The History of Stall & Dean
Tragedy on the Factory Floor
In early May, 1903, Charles Dean's father, William, suffered a minor stroke, known at the time as an "apoplectic shock." On May 18, 1903, a second stroke killed William instantly as he walked the Brockton factory floor. He was 76 years old.
Innovate to Compete
Stall & Dean was entering a market where its competitors, Spalding, Reach, and Wright & Ditson, had been manufacturing athletic equipment for decades and earned a loyal following. In order to become more than a uniform maker, the new company had to introduce new equipment innovations to attract customers. The first such innovation was made possible through the licensing of patent rights to a unusual baseball bat design by Absalom Burrows. The hickory bat, trademarked as the "Biffer" (big hitter), had an eight-section rattan and ash handle that reduce vibration. The Biffer garnered national attention for Stall & Dean when major league players, including the American League batting champion Ty Cobb, made it their bat of choice. In 1901, Charles Dean patented a baseball mitt with a specially designed pocket to help retain the ball. In 1906, Walter Stall patented "pocket-forming orifice" improvements to the cushioned glove that became the blueprint for Stall & Dean's popular professional baseball glove line.
"Base Ball Bat" patent
Jan 29, 1895
Stall & Dean baseball goods advertisement, 1903
Stall & Dean's Chicago Factory, c. 1905
Avid athletes in their youth, Stall & Dean recognized the potential of the growing popularity of sport across the United States. Following their acquisition of the Brockton factory, the men set in motion a plan to expand Stall & Dean's product line and distribution market.
In an adjacent factory on Foundry Street, Irish immigrant Daniel (D.J.) Golden had been designing and producing athletic shoes for Golden & Corcoran since 1897. In 1900, Stall & Dean reached a partnership agreement with D.J. and his brother John to form "The Golden Sporting Shoe Company", one of the first American shoe companies solely dedicated to the production of athletic shoes. The two companies conducted their businesses separately, but Golden shoes would be marketed by Stall & Dean salesmen and distributed along with Stall & Dean's line of athletic goods until the early 1930's.
In December 1902, Stall & Dean opened a 12,000 square foot branch factory in Chicago, Illinois, "for supplying the Western trade." His strength in production management, Charles Dean moved to Chicago to oversee the new facility.
Charles Dean's father and brother William, remained in Brockton to manage Stall & Dean's expanded production facility. By 1902, the company occupied four buildings on Foundry Street, the original Dame, Stoddard, & Kendall factory (Harding knitting factory), the Golden Sporting Shoe facility, a distribution warehouse, and a new sporting goods production plant.
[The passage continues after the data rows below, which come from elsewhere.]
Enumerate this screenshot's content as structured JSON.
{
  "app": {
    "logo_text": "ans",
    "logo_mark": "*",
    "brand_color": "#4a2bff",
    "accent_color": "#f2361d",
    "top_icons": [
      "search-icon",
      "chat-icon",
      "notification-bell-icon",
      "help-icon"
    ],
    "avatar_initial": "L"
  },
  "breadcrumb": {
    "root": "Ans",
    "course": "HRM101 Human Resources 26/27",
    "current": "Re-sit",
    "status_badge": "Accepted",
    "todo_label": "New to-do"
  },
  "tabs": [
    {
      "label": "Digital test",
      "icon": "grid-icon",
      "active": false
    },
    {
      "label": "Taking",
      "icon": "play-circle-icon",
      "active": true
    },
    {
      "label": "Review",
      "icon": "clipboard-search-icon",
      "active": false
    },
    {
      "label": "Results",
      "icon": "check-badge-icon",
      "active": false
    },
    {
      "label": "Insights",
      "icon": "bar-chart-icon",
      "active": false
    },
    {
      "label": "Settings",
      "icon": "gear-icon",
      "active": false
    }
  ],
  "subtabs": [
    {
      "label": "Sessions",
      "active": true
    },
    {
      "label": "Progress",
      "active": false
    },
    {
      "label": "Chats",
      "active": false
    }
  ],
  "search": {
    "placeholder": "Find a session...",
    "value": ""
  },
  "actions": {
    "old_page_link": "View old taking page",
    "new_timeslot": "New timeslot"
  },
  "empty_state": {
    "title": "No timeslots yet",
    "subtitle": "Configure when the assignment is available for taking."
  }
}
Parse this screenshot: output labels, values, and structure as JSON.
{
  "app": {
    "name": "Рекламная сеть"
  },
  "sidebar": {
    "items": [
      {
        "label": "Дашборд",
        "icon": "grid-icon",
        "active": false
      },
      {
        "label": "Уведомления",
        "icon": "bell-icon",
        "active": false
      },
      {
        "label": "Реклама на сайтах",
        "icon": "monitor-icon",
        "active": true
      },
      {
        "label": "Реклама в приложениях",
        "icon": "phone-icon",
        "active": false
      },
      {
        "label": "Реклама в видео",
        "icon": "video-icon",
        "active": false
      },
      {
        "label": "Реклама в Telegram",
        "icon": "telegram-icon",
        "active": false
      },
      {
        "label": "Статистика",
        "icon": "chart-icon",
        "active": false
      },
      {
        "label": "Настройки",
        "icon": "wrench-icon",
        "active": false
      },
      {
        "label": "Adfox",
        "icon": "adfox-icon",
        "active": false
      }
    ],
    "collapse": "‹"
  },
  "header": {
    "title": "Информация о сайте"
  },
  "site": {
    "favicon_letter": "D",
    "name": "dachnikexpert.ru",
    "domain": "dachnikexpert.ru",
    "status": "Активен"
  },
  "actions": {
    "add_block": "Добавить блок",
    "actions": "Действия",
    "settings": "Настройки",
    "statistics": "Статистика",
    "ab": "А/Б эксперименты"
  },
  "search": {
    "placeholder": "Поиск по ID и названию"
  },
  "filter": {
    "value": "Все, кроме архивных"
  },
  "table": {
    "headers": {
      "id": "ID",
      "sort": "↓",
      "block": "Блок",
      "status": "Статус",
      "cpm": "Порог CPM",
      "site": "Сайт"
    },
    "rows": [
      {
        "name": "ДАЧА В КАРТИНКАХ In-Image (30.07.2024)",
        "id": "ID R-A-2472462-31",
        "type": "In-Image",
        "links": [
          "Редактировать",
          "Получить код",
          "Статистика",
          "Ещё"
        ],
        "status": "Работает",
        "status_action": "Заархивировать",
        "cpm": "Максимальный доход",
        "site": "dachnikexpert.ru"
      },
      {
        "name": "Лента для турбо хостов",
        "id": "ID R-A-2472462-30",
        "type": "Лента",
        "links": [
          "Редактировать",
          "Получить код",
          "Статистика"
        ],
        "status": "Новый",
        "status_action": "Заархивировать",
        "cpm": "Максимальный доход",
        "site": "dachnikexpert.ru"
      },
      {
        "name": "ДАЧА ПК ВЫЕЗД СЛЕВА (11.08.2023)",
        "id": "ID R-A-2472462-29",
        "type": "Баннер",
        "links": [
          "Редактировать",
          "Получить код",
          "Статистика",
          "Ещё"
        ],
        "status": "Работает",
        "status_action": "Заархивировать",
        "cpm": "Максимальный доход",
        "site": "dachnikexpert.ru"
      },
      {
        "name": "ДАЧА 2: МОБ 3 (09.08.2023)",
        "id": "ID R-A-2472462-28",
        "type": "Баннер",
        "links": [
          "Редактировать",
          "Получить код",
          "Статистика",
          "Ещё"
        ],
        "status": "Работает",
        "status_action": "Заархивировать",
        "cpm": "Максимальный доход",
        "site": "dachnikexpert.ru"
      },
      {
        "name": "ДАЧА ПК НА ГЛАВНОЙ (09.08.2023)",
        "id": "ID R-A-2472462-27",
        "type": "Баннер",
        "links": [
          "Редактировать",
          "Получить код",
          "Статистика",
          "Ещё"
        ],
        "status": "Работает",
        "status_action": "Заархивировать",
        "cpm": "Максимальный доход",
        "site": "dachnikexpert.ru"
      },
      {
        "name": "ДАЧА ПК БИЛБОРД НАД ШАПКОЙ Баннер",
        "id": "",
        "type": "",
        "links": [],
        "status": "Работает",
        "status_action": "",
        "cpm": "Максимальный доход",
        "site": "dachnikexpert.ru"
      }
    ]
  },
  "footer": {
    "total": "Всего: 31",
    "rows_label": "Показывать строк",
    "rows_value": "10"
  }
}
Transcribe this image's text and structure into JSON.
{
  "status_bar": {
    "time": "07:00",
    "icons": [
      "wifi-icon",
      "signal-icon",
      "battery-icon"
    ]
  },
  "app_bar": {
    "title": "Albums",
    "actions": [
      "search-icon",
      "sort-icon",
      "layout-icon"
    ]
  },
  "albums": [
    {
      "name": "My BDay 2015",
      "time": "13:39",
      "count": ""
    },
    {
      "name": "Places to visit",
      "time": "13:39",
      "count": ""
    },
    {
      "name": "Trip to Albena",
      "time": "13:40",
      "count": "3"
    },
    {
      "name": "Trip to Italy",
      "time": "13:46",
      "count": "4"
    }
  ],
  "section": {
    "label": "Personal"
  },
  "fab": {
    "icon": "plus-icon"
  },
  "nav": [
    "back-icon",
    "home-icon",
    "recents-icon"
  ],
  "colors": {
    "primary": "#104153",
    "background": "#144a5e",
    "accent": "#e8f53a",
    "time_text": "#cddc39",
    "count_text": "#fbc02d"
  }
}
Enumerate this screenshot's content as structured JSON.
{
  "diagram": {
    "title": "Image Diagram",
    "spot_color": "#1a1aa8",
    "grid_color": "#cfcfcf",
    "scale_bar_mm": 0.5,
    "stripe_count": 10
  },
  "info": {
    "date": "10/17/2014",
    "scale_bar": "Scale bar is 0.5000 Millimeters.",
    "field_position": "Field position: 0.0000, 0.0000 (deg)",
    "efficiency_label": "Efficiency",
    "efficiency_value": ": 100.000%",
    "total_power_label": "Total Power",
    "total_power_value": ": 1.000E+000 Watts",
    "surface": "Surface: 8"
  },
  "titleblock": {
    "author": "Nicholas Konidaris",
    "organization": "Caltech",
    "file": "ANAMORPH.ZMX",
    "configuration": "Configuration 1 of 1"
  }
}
Meanwhile, the company's launch was well-timed to capitalize on the growing demand for football equipment. Despite mounting injuries and deaths on turn-of-the-century football fields, participation in football at the high school and college level was rapidly expanding. School administrators pressured athletic associations to improve player safety through rule changes and safety equipment. Stall & Dean patented and introduced a variety of padded football union suits and trousers that were considered superior to those of their competitors'. As more players and equipment managers sought out their catalogs to order uniforms and Golden shoes, Stall & Dean introduced them to their new football helmet line, which became popular alternatives to helmet manufactured by industry leaders A.G. Spalding & Bros. and Wright & Ditson.
Charles H. Dean, c.1905
Stall & Dean football helmets, 1905 Fall & Winter catalog
Stall & Dean union suits ad, 1905 Fall & Winter catalog
W.T. Stall patent illustrations, 1904
Boston Daily Globe, May 18, 1903
Golden Sporting Shoe Notice, Stall & Dean 1904 Spring & Summer Catalog
December 22, 2016
In 1905, Stall & Dean introduced a new line of black leather baseball gloves and mitts bearing a racially derogatory name. For the majority of the twentieth century this word has been universally viewed as an extremely offensive, racial slur; however, there are several examples of turn-of-the-century commercial products with a non-pejorative or neutral use of the word.
The fact that Stall & Dean used the word to describe their top product line suggests that its use, while racially insensitive, may have been without malice. Perhaps, due to recognition of the offensive nature of the word, the line was discontinued in 1911.
Back cover, Stall & Dean 1909 Spring & Summer catalog
October 2, 1906